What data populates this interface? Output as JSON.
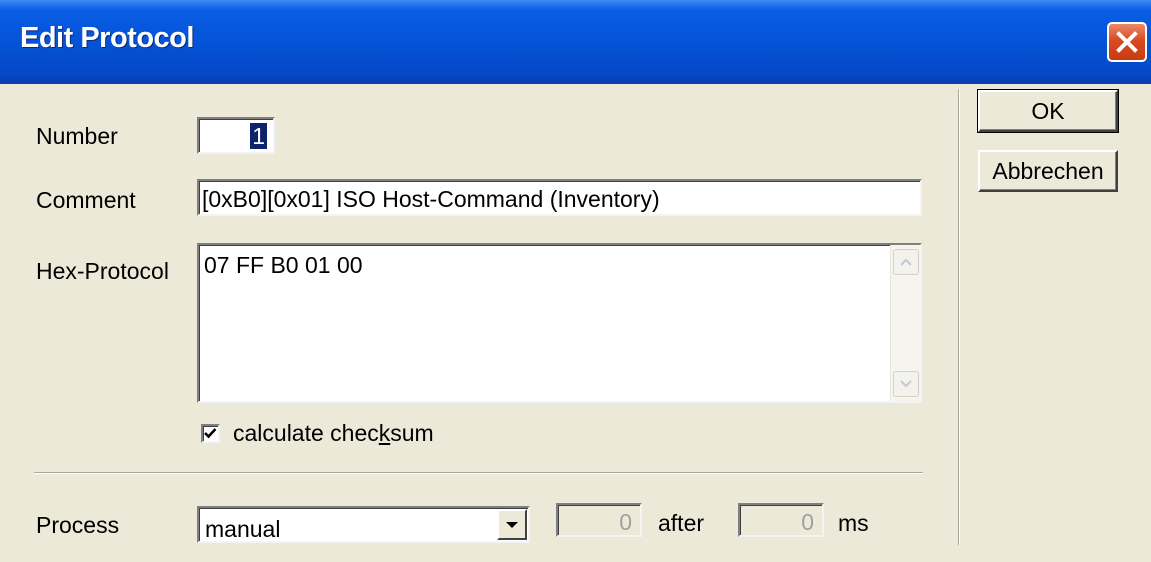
{
  "window": {
    "title": "Edit Protocol",
    "close_icon": "close-icon",
    "title_bar_color": "#0553d6",
    "close_button_color": "#d84b22"
  },
  "form": {
    "number": {
      "label": "Number",
      "value": "1"
    },
    "comment": {
      "label": "Comment",
      "value": "[0xB0][0x01] ISO Host-Command (Inventory)"
    },
    "hex_protocol": {
      "label": "Hex-Protocol",
      "value": "07 FF B0 01 00"
    },
    "checksum": {
      "label_before": "calculate chec",
      "label_accel": "k",
      "label_after": "sum",
      "checked": true
    },
    "process": {
      "label": "Process",
      "selected": "manual",
      "delay_value": "0",
      "after_label": "after",
      "ms_value": "0",
      "ms_label": "ms"
    }
  },
  "buttons": {
    "ok": "OK",
    "cancel": "Abbrechen"
  }
}
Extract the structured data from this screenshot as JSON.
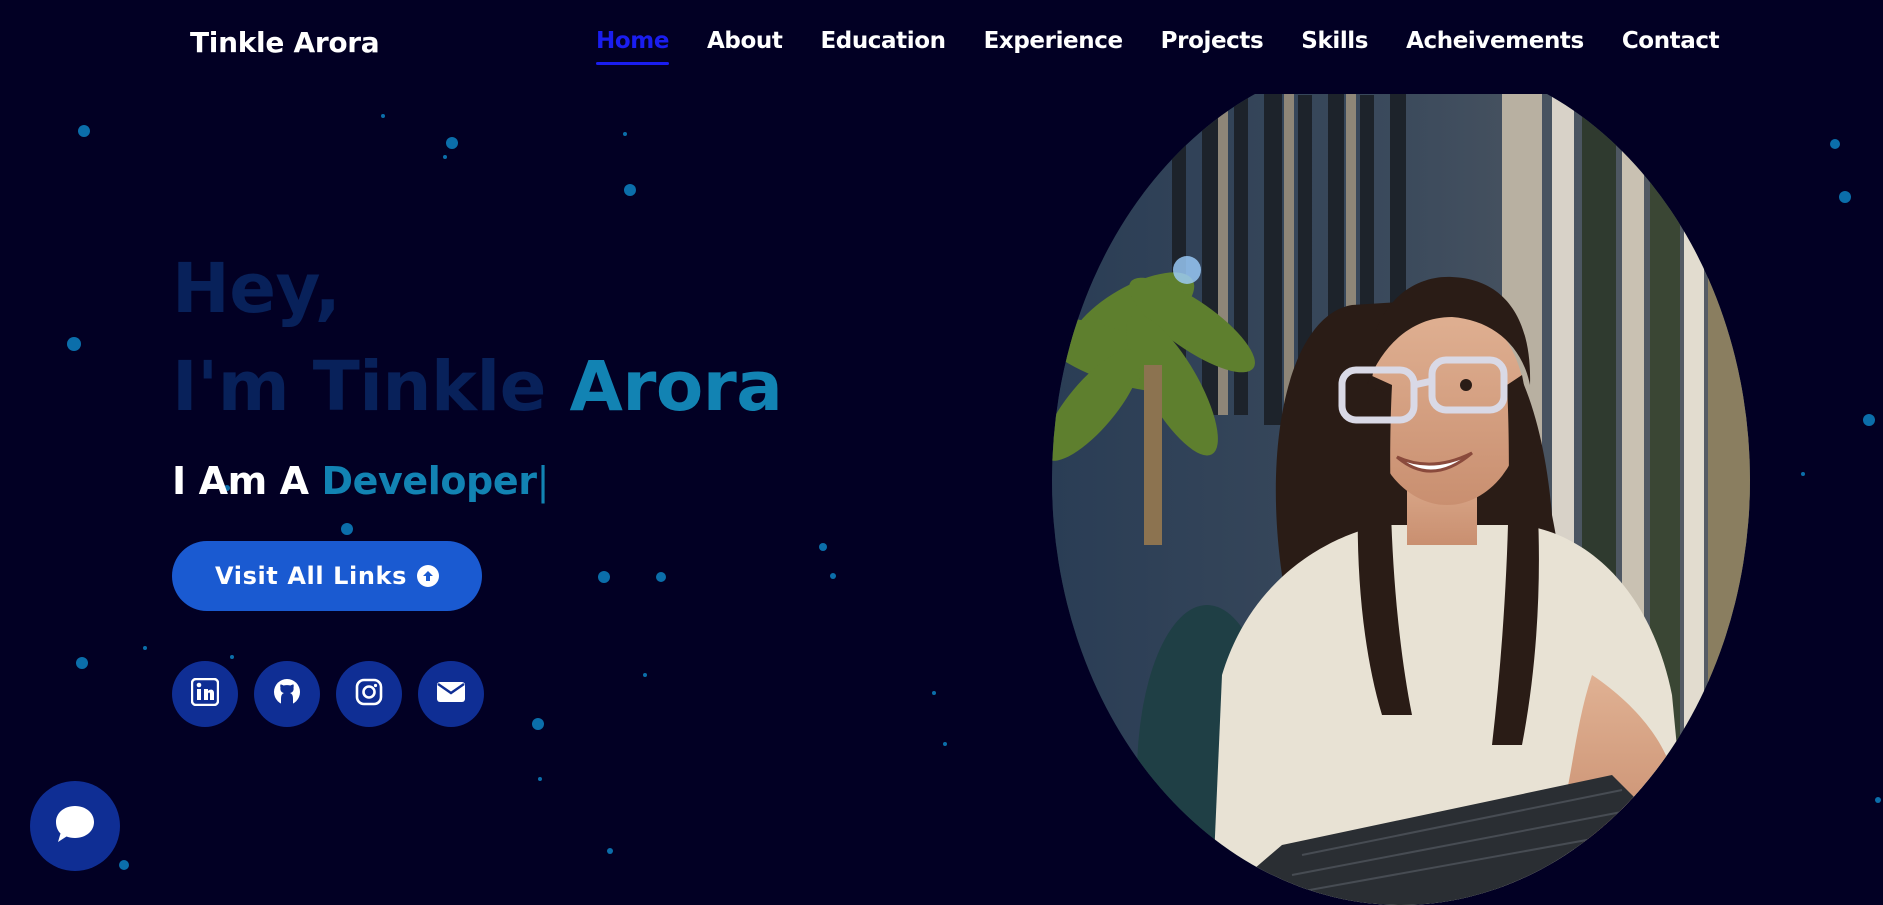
{
  "brand": "Tinkle Arora",
  "nav": {
    "items": [
      "Home",
      "About",
      "Education",
      "Experience",
      "Projects",
      "Skills",
      "Acheivements",
      "Contact"
    ],
    "active": "Home"
  },
  "hero": {
    "greeting": "Hey,",
    "intro_prefix": "I'm Tinkle",
    "intro_highlight": "Arora",
    "role_prefix": "I Am A",
    "role_typed": "Developer",
    "cursor": "|",
    "button_label": "Visit All Links",
    "button_icon": "arrow-up-circle-icon"
  },
  "socials": [
    {
      "name": "linkedin",
      "icon": "linkedin-icon"
    },
    {
      "name": "github",
      "icon": "github-icon"
    },
    {
      "name": "instagram",
      "icon": "instagram-icon"
    },
    {
      "name": "email",
      "icon": "envelope-icon"
    }
  ],
  "chat": {
    "icon": "chat-bubble-icon"
  },
  "colors": {
    "background": "#020024",
    "accent_blue": "#1a1df0",
    "cyan": "#1283b3",
    "dim_text": "#08215a",
    "button": "#1a5ad1",
    "social_bg": "#0f2e94",
    "particle": "#0b6eaa"
  }
}
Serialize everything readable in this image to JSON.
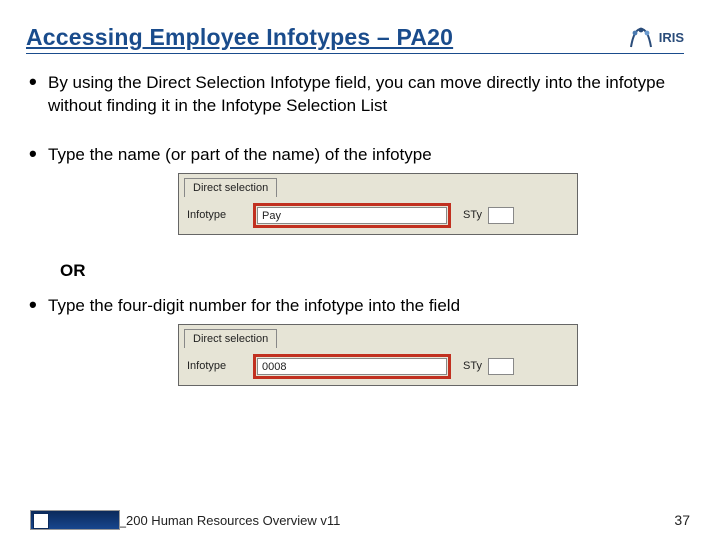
{
  "header": {
    "title": "Accessing Employee Infotypes – PA20",
    "logo_text": "IRIS"
  },
  "bullets": {
    "b1": "By using the Direct Selection Infotype field, you can move directly into the infotype without finding it in the Infotype Selection List",
    "b2": "Type the name (or part of the name) of the infotype",
    "b3": "Type the four-digit number for the infotype into the field"
  },
  "or_label": "OR",
  "sap_box": {
    "tab_label": "Direct selection",
    "infotype_label": "Infotype",
    "sty_label": "STy",
    "value_text": "Pay",
    "value_code": "0008"
  },
  "footer": {
    "course": "HR_200 Human Resources Overview v11",
    "page": "37"
  }
}
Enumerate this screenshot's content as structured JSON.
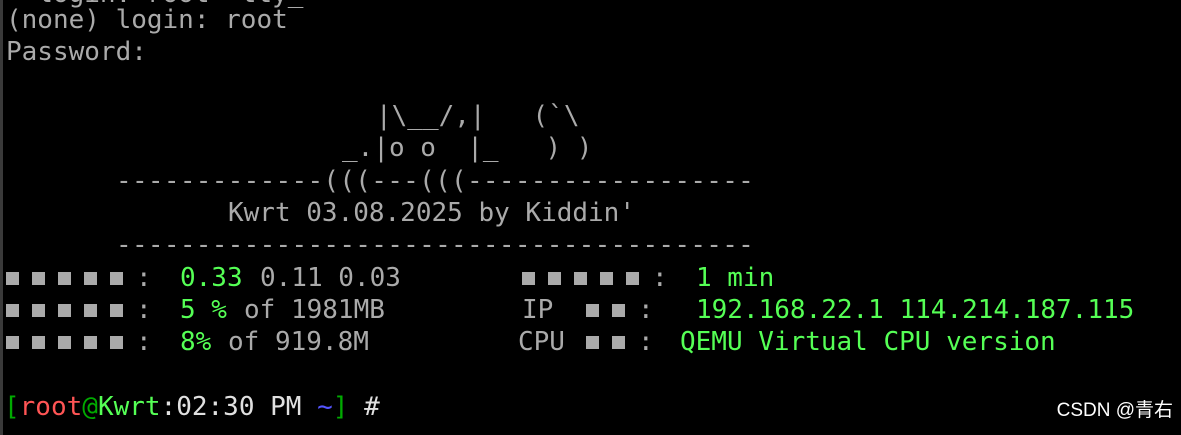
{
  "terminal": {
    "cut_line": "  login: root  tty_",
    "login_line": "(none) login: root",
    "password_line": "Password:",
    "banner": {
      "art_line1": "|\\__/,|   (`\\",
      "art_line2": "_.|o o  |_   ) )",
      "rule_top": "-------------(((---(((------------------",
      "title": "Kwrt 03.08.2025 by Kiddin'",
      "rule_bottom": "----------------------------------------"
    },
    "info": {
      "load_sep": ":",
      "load_value": "0.33",
      "load_rest": "0.11 0.03",
      "uptime_sep": ":",
      "uptime_value": "1 min",
      "mem_sep": ":",
      "mem_value": "5 %",
      "mem_rest": "of 1981MB",
      "ip_label": "IP",
      "ip_sep": ":",
      "ip_value": "192.168.22.1 114.214.187.115",
      "disk_sep": ":",
      "disk_value": "8%",
      "disk_rest": "of 919.8M",
      "cpu_label": "CPU",
      "cpu_sep": ":",
      "cpu_value": "QEMU Virtual CPU version"
    },
    "prompt": {
      "open_bracket": "[",
      "user": "root",
      "at": "@",
      "host": "Kwrt",
      "time": ":02:30 PM",
      "dir": "~",
      "close_bracket": "]",
      "symbol": "#"
    }
  },
  "watermark": "CSDN @青右",
  "colors": {
    "background": "#000000",
    "text": "#aaaaaa",
    "bright_green": "#55ff55",
    "green": "#00aa00",
    "red": "#ff5555",
    "blue": "#5555ff"
  }
}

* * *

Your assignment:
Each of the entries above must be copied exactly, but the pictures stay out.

Finished exercise:
What data populates this interface? Output as JSON.
{
  "window": {
    "title": "Edit Protocol",
    "close_icon": "close-icon",
    "title_bar_color": "#0553d6",
    "close_button_color": "#d84b22"
  },
  "form": {
    "number": {
      "label": "Number",
      "value": "1"
    },
    "comment": {
      "label": "Comment",
      "value": "[0xB0][0x01] ISO Host-Command (Inventory)"
    },
    "hex_protocol": {
      "label": "Hex-Protocol",
      "value": "07 FF B0 01 00"
    },
    "checksum": {
      "label_before": "calculate chec",
      "label_accel": "k",
      "label_after": "sum",
      "checked": true
    },
    "process": {
      "label": "Process",
      "selected": "manual",
      "delay_value": "0",
      "after_label": "after",
      "ms_value": "0",
      "ms_label": "ms"
    }
  },
  "buttons": {
    "ok": "OK",
    "cancel": "Abbrechen"
  }
}
Extract the structured data from this screenshot as JSON.
{
  "brand": "Tinkle Arora",
  "nav": {
    "items": [
      "Home",
      "About",
      "Education",
      "Experience",
      "Projects",
      "Skills",
      "Acheivements",
      "Contact"
    ],
    "active": "Home"
  },
  "hero": {
    "greeting": "Hey,",
    "intro_prefix": "I'm Tinkle",
    "intro_highlight": "Arora",
    "role_prefix": "I Am A",
    "role_typed": "Developer",
    "cursor": "|",
    "button_label": "Visit All Links",
    "button_icon": "arrow-up-circle-icon"
  },
  "socials": [
    {
      "name": "linkedin",
      "icon": "linkedin-icon"
    },
    {
      "name": "github",
      "icon": "github-icon"
    },
    {
      "name": "instagram",
      "icon": "instagram-icon"
    },
    {
      "name": "email",
      "icon": "envelope-icon"
    }
  ],
  "chat": {
    "icon": "chat-bubble-icon"
  },
  "colors": {
    "background": "#020024",
    "accent_blue": "#1a1df0",
    "cyan": "#1283b3",
    "dim_text": "#08215a",
    "button": "#1a5ad1",
    "social_bg": "#0f2e94",
    "particle": "#0b6eaa"
  }
}
Serialize everything readable in this image to JSON.
{
  "header": {
    "title": "Accessing Employee Infotypes – PA20",
    "logo_text": "IRIS"
  },
  "bullets": {
    "b1": "By using the Direct Selection Infotype field, you can move directly into the infotype without finding it in the Infotype Selection List",
    "b2": "Type the name (or part of the name) of the infotype",
    "b3": "Type the four-digit number for the infotype into the field"
  },
  "or_label": "OR",
  "sap_box": {
    "tab_label": "Direct selection",
    "infotype_label": "Infotype",
    "sty_label": "STy",
    "value_text": "Pay",
    "value_code": "0008"
  },
  "footer": {
    "course": "HR_200 Human Resources Overview v11",
    "page": "37"
  }
}
Enumerate this screenshot's content as structured JSON.
{
  "terminal": {
    "cut_line": "  login: root  tty_",
    "login_line": "(none) login: root",
    "password_line": "Password:",
    "banner": {
      "art_line1": "|\\__/,|   (`\\",
      "art_line2": "_.|o o  |_   ) )",
      "rule_top": "-------------(((---(((------------------",
      "title": "Kwrt 03.08.2025 by Kiddin'",
      "rule_bottom": "----------------------------------------"
    },
    "info": {
      "load_sep": ":",
      "load_value": "0.33",
      "load_rest": "0.11 0.03",
      "uptime_sep": ":",
      "uptime_value": "1 min",
      "mem_sep": ":",
      "mem_value": "5 %",
      "mem_rest": "of 1981MB",
      "ip_label": "IP",
      "ip_sep": ":",
      "ip_value": "192.168.22.1 114.214.187.115",
      "disk_sep": ":",
      "disk_value": "8%",
      "disk_rest": "of 919.8M",
      "cpu_label": "CPU",
      "cpu_sep": ":",
      "cpu_value": "QEMU Virtual CPU version"
    },
    "prompt": {
      "open_bracket": "[",
      "user": "root",
      "at": "@",
      "host": "Kwrt",
      "time": ":02:30 PM",
      "dir": "~",
      "close_bracket": "]",
      "symbol": "#"
    }
  },
  "watermark": "CSDN @青右",
  "colors": {
    "background": "#000000",
    "text": "#aaaaaa",
    "bright_green": "#55ff55",
    "green": "#00aa00",
    "red": "#ff5555",
    "blue": "#5555ff"
  }
}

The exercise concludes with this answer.